PROBLEM TO WORK ON
Each entry needs to be reproduced exactly as it is.

EXERCISE INPUTS
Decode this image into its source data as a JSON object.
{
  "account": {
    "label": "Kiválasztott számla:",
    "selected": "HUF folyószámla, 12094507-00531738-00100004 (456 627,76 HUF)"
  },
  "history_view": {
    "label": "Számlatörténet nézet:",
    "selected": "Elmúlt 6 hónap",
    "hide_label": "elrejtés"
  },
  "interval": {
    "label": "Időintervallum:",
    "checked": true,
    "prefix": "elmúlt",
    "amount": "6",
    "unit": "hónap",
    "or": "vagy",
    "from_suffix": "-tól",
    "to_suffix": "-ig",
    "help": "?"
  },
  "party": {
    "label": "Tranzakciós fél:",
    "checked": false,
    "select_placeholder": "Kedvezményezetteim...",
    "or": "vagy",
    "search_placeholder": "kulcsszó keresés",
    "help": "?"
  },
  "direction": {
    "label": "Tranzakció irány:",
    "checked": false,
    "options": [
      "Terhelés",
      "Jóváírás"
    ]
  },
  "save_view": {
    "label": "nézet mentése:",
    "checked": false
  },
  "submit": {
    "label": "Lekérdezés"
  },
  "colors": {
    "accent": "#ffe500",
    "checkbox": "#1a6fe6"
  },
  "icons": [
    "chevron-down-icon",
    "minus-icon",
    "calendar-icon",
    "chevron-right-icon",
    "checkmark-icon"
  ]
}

EXPECTED ANSWER
Decode this image into its source data as a JSON object.
{
  "account": {
    "label": "Kiválasztott számla:",
    "selected": "HUF folyószámla, 12094507-00531738-00100004 (456 627,76 HUF)"
  },
  "history_view": {
    "label": "Számlatörténet nézet:",
    "selected": "Elmúlt 6 hónap",
    "hide_label": "elrejtés"
  },
  "interval": {
    "label": "Időintervallum:",
    "checked": true,
    "prefix": "elmúlt",
    "amount": "6",
    "unit": "hónap",
    "or": "vagy",
    "from_suffix": "-tól",
    "to_suffix": "-ig",
    "help": "?"
  },
  "party": {
    "label": "Tranzakciós fél:",
    "checked": false,
    "select_placeholder": "Kedvezményezetteim...",
    "or": "vagy",
    "search_placeholder": "kulcsszó keresés",
    "help": "?"
  },
  "direction": {
    "label": "Tranzakció irány:",
    "checked": false,
    "options": [
      "Terhelés",
      "Jóváírás"
    ]
  },
  "save_view": {
    "label": "nézet mentése:",
    "checked": false
  },
  "submit": {
    "label": "Lekérdezés"
  },
  "colors": {
    "accent": "#ffe500",
    "checkbox": "#1a6fe6"
  },
  "icons": [
    "chevron-down-icon",
    "minus-icon",
    "calendar-icon",
    "chevron-right-icon",
    "checkmark-icon"
  ]
}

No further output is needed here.